Ao Haru Ride is the current shojo series I’m most invested in. Volume 2 continues its air of melancholic and uncertain young love by moving its leads, Futaba and Kou, into the same school class. Futaba has taken the lessons of the first book to heart, trying to create a friendlier air in her classroom, but she doesn’t have the popularity or leadership to do so. Refusing to give up, and inspired by wanting Kou to think well of her, […]
Is Kichijoji the Only Place to Live? volume 5 keeps the series, about finding young women the perfect apartment, fresh in two ways. Author MAKIHIROCHI continues to find different reasons and challenges for the house-hunters, while we see more about what the real estate agent twins are doing for their own living space. The first chapter presents a young woman moving out on her own for the first time, accompanied by her mother, who finds fault with everything. Can the […]
As the series prepares for its conclusion (volume 10 is the final one), the characters in Descending Stories: Showa Genroku Rakugo Shinju volume 9 contemplate the pending retirement of Yakumo, the last rakugo master. Yakumo and an old friend, a gangster, begin the volume with a garden stroll while they reflect on how much things have changed. It’s a mood I can empathize with more and more. It’s wonderful that so many people value Yakumo’s work and want to tell […]

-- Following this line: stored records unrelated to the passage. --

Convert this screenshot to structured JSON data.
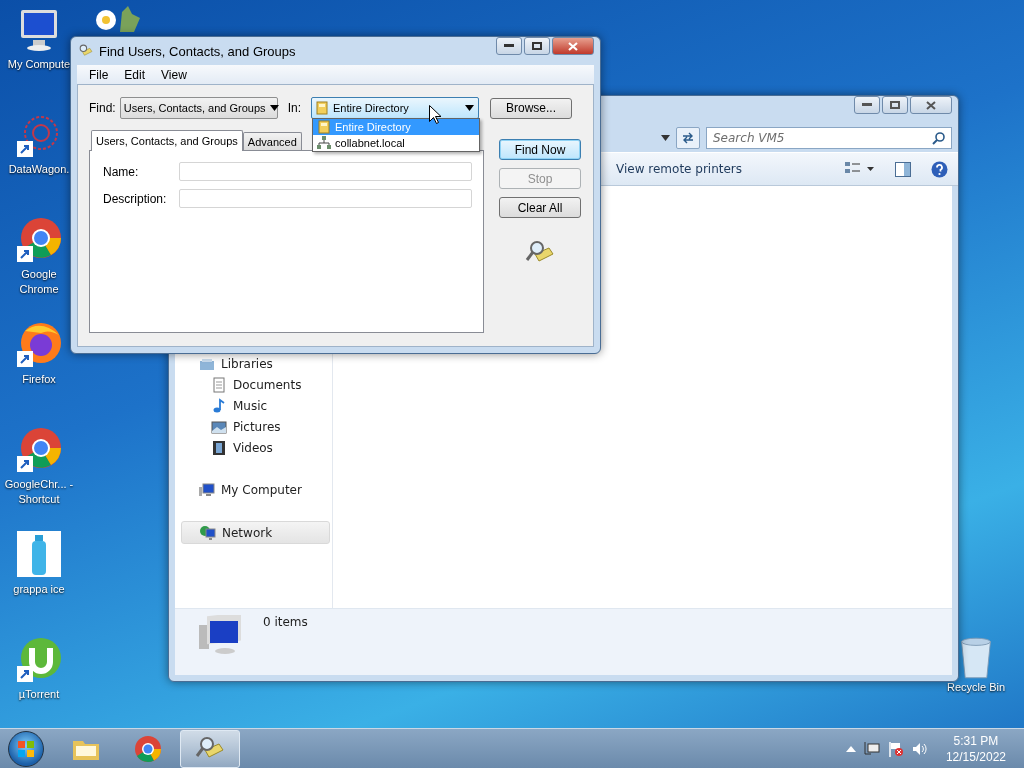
{
  "desktop_icons": [
    {
      "kind": "computer",
      "label": "My Compute"
    },
    {
      "kind": "network-art",
      "label": "DataWagon."
    },
    {
      "kind": "chrome",
      "label": "Google Chrome"
    },
    {
      "kind": "firefox",
      "label": "Firefox"
    },
    {
      "kind": "chrome",
      "label": "GoogleChr... - Shortcut"
    },
    {
      "kind": "bottle",
      "label": "grappa ice"
    },
    {
      "kind": "torrent",
      "label": "µTorrent"
    }
  ],
  "recycle_bin": {
    "label": "Recycle Bin"
  },
  "explorer": {
    "search": {
      "placeholder": "Search VM5"
    },
    "toolbar": [
      "View remote printers"
    ],
    "nav": [
      {
        "kind": "library",
        "label": "Libraries",
        "selected": false,
        "children": [
          {
            "kind": "documents",
            "label": "Documents",
            "selected": false
          },
          {
            "kind": "music",
            "label": "Music",
            "selected": false
          },
          {
            "kind": "pictures",
            "label": "Pictures",
            "selected": false
          },
          {
            "kind": "videos",
            "label": "Videos",
            "selected": false
          }
        ]
      },
      {
        "kind": "computer",
        "label": "My Computer",
        "selected": false
      },
      {
        "kind": "network",
        "label": "Network",
        "selected": true
      }
    ],
    "status": "0 items"
  },
  "find_dialog": {
    "title": "Find Users, Contacts, and Groups",
    "menus": [
      "File",
      "Edit",
      "View"
    ],
    "find_label": "Find:",
    "find_value": "Users, Contacts, and Groups",
    "in_label": "In:",
    "in_value": "Entire Directory",
    "browse": "Browse...",
    "in_options": [
      {
        "label": "Entire Directory",
        "kind": "directory",
        "selected": true
      },
      {
        "label": "collabnet.local",
        "kind": "domain",
        "selected": false
      }
    ],
    "tabs": [
      {
        "label": "Users, Contacts, and Groups",
        "selected": true
      },
      {
        "label": "Advanced",
        "selected": false
      }
    ],
    "fields": [
      {
        "label": "Name:"
      },
      {
        "label": "Description:"
      }
    ],
    "buttons": [
      {
        "label": "Find Now",
        "default": true,
        "disabled": false
      },
      {
        "label": "Stop",
        "default": false,
        "disabled": true
      },
      {
        "label": "Clear All",
        "default": false,
        "disabled": false
      }
    ]
  },
  "taskbar": {
    "items": [
      {
        "kind": "folder",
        "active": false
      },
      {
        "kind": "chrome",
        "active": false
      },
      {
        "kind": "find",
        "active": true
      }
    ],
    "time": "5:31 PM",
    "date": "12/15/2022"
  }
}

Satoko and Nada means well and looks unusual for manga. Created by Yupechika, it’s the story of two college roommates in America. Satoko is Japanese, and Nada is a Saudi Arabian Muslim who wears a hijab. The series’ origin as a 4-koma (four-panel strip) online is apparent in its simple art style, with flat, minimal figures and each page a complete comic. But most aren’t going to read this for impressive visuals. The appeal is seeing two very different people […]